Provided records =>
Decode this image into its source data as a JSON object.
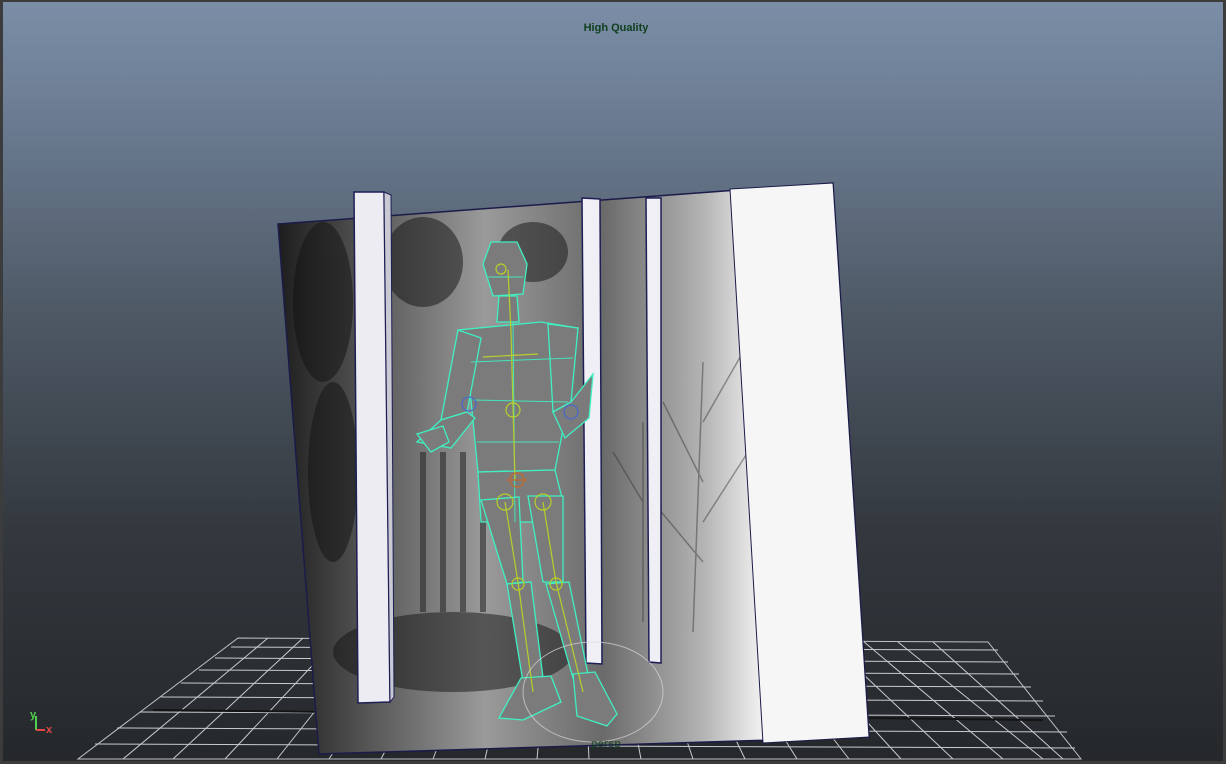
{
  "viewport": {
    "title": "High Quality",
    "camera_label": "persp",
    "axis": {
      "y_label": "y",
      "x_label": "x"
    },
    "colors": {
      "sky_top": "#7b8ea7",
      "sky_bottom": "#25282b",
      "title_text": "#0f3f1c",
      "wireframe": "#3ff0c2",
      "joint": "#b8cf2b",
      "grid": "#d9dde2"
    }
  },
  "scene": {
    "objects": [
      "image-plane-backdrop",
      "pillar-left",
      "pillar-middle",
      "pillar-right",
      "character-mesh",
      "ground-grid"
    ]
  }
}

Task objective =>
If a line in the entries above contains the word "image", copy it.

Solution =>
Decode this image into its source data as a JSON object.
      "image-plane-backdrop",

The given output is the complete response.